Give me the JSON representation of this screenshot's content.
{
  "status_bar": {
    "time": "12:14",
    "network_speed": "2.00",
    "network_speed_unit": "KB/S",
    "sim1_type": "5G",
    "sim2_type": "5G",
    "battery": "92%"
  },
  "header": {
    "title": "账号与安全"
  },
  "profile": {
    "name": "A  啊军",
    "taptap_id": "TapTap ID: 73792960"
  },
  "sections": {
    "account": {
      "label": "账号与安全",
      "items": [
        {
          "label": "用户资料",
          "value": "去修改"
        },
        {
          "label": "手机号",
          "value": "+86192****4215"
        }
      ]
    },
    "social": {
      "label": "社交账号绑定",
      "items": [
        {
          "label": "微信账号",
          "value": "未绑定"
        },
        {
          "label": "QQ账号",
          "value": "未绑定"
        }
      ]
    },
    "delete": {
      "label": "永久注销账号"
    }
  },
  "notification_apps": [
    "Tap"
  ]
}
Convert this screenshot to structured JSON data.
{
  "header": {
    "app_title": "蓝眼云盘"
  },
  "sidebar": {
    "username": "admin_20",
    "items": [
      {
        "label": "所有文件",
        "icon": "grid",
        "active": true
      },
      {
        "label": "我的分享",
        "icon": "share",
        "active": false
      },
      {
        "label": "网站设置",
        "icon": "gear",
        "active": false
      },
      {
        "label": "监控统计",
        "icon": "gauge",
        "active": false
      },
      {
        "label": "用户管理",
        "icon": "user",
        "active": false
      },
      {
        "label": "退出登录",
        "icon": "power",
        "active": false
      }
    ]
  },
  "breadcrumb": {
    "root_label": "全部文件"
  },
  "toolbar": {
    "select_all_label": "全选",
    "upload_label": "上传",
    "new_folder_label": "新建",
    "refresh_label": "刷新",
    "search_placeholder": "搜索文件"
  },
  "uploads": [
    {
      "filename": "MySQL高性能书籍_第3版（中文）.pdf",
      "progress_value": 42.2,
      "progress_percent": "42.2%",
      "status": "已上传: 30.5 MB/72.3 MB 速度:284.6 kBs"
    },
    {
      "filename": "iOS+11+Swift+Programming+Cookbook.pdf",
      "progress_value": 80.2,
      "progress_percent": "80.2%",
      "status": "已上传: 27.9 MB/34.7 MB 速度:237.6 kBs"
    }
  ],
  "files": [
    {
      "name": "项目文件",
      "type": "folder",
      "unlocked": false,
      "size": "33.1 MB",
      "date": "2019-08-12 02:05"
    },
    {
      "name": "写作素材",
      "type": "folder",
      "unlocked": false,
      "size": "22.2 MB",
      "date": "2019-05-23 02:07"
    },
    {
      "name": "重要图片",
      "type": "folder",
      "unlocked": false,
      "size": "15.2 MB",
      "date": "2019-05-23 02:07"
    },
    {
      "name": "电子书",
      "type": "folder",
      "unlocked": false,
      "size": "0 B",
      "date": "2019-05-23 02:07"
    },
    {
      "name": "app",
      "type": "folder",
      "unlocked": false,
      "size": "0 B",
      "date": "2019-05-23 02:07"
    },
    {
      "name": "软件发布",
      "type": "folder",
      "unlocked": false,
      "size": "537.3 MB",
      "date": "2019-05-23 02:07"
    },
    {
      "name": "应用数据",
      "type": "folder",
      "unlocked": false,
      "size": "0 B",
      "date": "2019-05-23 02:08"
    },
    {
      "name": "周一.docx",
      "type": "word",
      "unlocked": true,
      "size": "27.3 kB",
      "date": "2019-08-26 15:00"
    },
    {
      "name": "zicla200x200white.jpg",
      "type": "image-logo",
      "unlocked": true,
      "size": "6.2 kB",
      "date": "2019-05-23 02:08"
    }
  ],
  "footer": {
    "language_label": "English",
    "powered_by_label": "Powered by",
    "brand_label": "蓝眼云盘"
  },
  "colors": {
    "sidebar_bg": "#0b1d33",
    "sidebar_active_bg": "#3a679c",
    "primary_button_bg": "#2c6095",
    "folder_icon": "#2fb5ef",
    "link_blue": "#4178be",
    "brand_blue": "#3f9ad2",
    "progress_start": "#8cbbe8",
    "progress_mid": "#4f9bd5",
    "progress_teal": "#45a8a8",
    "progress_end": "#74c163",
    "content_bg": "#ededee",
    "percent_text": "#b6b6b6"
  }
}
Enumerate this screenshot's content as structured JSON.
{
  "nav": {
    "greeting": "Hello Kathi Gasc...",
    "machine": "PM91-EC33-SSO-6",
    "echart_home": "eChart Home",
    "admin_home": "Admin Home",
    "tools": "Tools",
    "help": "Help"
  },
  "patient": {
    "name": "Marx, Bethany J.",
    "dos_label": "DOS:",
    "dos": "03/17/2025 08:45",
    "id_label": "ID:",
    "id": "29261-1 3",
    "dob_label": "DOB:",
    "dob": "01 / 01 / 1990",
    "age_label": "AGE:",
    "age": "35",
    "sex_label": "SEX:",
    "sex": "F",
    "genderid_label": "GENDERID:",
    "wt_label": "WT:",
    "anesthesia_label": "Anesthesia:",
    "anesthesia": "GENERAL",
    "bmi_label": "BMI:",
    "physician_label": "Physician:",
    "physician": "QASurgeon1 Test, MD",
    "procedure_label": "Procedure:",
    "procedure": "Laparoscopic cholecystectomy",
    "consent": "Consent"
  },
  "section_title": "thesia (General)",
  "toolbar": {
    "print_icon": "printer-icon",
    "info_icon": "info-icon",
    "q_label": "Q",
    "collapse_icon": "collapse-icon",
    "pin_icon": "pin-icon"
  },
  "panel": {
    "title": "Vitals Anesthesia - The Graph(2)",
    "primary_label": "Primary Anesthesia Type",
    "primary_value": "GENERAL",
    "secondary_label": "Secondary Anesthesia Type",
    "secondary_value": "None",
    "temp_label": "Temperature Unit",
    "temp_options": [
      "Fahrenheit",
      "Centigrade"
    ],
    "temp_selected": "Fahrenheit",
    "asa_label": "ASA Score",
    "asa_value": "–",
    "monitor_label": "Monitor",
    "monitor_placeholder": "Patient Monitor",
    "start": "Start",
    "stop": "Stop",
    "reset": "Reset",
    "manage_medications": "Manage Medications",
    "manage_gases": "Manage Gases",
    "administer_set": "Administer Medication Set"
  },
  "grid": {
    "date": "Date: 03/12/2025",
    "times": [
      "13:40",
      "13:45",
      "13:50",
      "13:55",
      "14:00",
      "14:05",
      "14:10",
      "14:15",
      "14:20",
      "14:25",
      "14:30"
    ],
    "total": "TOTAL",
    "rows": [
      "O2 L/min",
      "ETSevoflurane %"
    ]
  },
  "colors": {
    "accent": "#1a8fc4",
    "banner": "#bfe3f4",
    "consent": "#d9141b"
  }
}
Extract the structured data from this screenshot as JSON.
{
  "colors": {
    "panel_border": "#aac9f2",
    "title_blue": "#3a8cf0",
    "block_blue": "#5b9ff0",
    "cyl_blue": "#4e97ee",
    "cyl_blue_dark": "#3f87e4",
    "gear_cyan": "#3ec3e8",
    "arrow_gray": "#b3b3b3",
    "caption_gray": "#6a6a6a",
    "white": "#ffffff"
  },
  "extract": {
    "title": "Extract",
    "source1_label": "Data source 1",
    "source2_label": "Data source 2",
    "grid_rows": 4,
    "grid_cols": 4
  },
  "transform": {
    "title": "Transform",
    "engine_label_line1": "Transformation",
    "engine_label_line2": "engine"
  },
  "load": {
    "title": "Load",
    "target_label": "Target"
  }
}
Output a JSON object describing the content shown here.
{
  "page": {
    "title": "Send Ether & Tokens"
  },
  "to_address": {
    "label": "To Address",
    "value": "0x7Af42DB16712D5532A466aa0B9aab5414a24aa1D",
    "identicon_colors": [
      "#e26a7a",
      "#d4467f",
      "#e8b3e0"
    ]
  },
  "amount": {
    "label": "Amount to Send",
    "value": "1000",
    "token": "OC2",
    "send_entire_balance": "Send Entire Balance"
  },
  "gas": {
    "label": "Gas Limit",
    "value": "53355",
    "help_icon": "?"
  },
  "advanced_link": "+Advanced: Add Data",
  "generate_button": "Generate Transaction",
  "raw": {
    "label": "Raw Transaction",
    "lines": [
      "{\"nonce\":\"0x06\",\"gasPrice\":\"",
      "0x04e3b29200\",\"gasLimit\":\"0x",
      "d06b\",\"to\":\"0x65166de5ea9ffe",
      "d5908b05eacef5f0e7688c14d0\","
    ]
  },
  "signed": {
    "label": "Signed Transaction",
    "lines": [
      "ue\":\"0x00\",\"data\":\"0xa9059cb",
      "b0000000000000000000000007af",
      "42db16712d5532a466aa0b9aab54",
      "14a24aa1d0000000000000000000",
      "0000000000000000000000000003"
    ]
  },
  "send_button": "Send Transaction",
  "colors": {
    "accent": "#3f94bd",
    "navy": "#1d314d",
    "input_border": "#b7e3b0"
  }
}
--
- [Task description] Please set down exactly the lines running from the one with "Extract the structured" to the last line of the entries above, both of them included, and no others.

- [Your solution]
Extract the structured data from this screenshot as JSON.
{
  "colors": {
    "panel_border": "#aac9f2",
    "title_blue": "#3a8cf0",
    "block_blue": "#5b9ff0",
    "cyl_blue": "#4e97ee",
    "cyl_blue_dark": "#3f87e4",
    "gear_cyan": "#3ec3e8",
    "arrow_gray": "#b3b3b3",
    "caption_gray": "#6a6a6a",
    "white": "#ffffff"
  },
  "extract": {
    "title": "Extract",
    "source1_label": "Data source 1",
    "source2_label": "Data source 2",
    "grid_rows": 4,
    "grid_cols": 4
  },
  "transform": {
    "title": "Transform",
    "engine_label_line1": "Transformation",
    "engine_label_line2": "engine"
  },
  "load": {
    "title": "Load",
    "target_label": "Target"
  }
}
Output a JSON object describing the content shown here.
{
  "page": {
    "title": "Send Ether & Tokens"
  },
  "to_address": {
    "label": "To Address",
    "value": "0x7Af42DB16712D5532A466aa0B9aab5414a24aa1D",
    "identicon_colors": [
      "#e26a7a",
      "#d4467f",
      "#e8b3e0"
    ]
  },
  "amount": {
    "label": "Amount to Send",
    "value": "1000",
    "token": "OC2",
    "send_entire_balance": "Send Entire Balance"
  },
  "gas": {
    "label": "Gas Limit",
    "value": "53355",
    "help_icon": "?"
  },
  "advanced_link": "+Advanced: Add Data",
  "generate_button": "Generate Transaction",
  "raw": {
    "label": "Raw Transaction",
    "lines": [
      "{\"nonce\":\"0x06\",\"gasPrice\":\"",
      "0x04e3b29200\",\"gasLimit\":\"0x",
      "d06b\",\"to\":\"0x65166de5ea9ffe",
      "d5908b05eacef5f0e7688c14d0\","
    ]
  },
  "signed": {
    "label": "Signed Transaction",
    "lines": [
      "ue\":\"0x00\",\"data\":\"0xa9059cb",
      "b0000000000000000000000007af",
      "42db16712d5532a466aa0b9aab54",
      "14a24aa1d0000000000000000000",
      "0000000000000000000000000003"
    ]
  },
  "send_button": "Send Transaction",
  "colors": {
    "accent": "#3f94bd",
    "navy": "#1d314d",
    "input_border": "#b7e3b0"
  }
}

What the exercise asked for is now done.